Chris Miller
7 years 4 months ago
For anyone interested there is an email that comes out regarding the Gospel for the day for the Revised Common Lectionary. Because the exegete is Lutheran, there are a few Sundays when the gospel diverges, but the days when they match are an excellent resource for preachers. It provides a preaching oriented exegesis of the gospel, and links to the other lessons of the day. If you send Brian an email, he'll add you to his list; you get an email on the week before the Sunday it applies to, I have found he is insightful and it is worth reading...(http://www.crossmarks.com/brian/ ) Pr Chris
Lisa Weber
7 years 5 months ago
What brought me back to the Catholic Church was the fortunate accident of wandering into a church where the preaching was outstanding. I realize now that excellence in preaching is uncommon, though many priests give "good enough" homilies.

The latest from america

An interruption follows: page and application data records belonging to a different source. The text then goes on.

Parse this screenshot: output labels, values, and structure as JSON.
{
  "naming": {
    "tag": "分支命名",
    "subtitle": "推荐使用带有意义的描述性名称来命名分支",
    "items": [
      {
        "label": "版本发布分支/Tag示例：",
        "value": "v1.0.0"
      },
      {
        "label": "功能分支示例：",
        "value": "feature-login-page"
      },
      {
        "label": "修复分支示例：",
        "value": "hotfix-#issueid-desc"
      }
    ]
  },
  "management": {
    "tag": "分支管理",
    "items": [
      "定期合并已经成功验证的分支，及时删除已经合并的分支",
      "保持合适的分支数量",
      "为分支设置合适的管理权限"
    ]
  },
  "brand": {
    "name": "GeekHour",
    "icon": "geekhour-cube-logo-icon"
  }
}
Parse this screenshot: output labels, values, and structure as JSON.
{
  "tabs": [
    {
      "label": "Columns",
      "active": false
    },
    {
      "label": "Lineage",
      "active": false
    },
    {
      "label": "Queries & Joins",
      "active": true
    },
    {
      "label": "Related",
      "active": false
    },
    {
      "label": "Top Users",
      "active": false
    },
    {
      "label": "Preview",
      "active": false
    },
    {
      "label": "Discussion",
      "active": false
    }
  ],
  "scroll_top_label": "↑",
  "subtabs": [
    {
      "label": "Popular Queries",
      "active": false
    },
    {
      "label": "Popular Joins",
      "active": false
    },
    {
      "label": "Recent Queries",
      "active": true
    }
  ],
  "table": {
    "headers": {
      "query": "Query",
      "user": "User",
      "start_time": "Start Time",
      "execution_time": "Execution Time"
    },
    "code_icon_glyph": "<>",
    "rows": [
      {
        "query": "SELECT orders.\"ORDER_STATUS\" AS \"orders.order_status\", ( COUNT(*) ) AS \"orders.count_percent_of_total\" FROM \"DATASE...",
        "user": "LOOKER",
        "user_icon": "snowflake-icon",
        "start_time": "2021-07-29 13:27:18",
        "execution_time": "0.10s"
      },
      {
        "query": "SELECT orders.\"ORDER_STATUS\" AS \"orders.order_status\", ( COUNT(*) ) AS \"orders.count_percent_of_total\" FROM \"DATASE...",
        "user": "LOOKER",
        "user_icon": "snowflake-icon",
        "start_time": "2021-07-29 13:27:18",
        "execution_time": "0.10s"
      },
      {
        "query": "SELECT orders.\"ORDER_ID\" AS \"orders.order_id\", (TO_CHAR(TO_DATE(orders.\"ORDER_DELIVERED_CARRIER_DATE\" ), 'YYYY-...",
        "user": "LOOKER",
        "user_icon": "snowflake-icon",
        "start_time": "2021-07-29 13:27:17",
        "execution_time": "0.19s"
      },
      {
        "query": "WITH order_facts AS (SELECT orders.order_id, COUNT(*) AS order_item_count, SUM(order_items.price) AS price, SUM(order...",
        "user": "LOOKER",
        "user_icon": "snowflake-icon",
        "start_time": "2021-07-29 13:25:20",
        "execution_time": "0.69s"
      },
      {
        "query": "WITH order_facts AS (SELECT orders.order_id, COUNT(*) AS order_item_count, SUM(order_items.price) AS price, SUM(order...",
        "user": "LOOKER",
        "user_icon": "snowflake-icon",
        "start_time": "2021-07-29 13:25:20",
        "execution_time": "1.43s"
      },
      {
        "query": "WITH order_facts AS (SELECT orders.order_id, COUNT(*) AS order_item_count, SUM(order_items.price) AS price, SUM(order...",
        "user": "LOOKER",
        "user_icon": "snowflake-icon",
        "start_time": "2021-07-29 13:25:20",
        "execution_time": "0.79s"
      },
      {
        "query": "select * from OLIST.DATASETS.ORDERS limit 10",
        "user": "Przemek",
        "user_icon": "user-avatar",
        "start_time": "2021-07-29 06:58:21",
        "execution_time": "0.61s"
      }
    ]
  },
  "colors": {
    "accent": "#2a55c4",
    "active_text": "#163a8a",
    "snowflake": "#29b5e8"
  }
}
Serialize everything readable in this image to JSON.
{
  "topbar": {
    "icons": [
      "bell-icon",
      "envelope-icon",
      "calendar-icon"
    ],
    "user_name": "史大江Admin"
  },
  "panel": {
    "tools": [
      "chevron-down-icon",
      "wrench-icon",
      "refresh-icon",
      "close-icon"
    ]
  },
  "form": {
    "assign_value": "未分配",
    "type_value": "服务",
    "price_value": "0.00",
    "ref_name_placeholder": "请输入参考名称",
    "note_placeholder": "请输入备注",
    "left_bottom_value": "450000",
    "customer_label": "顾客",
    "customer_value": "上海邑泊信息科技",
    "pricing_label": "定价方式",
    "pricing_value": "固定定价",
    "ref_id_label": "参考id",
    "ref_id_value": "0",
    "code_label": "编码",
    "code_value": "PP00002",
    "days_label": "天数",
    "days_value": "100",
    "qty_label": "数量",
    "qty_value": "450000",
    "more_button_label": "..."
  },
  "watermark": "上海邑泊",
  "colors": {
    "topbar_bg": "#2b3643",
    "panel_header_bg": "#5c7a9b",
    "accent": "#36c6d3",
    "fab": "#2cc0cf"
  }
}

An important international conference in Rome on May 21 marks the 100th anniversary of the first Plenary Council of the Catholic Church in China. Here’s what you need to know.
Gerard O’ConnellMay 20, 2024
During an audience with a delegation from Loyola University Chicago at the Vatican on May 20, Pope Francis said, “Education happens on three levels: the head, the heart and the hands.”
Pope FrancisMay 20, 2024
The proclamation comes just two weeks after the Jesuit priest who founded Homeboy Industries received the Presidential Medal of Freedom from President Joe Biden.
People pick through discarded produce at the central market for fruit and vegetables in Buenos Aires, Argentina, Friday, May 10, 2024. (AP Photo/Natacha Pisarenko)
Argentina has been in a state of economic upheaval for years with two constants—a continuous increase in poverty and corresponding efforts by the Catholic Church to respond to that need.
Lucien ChauvinMay 20, 2024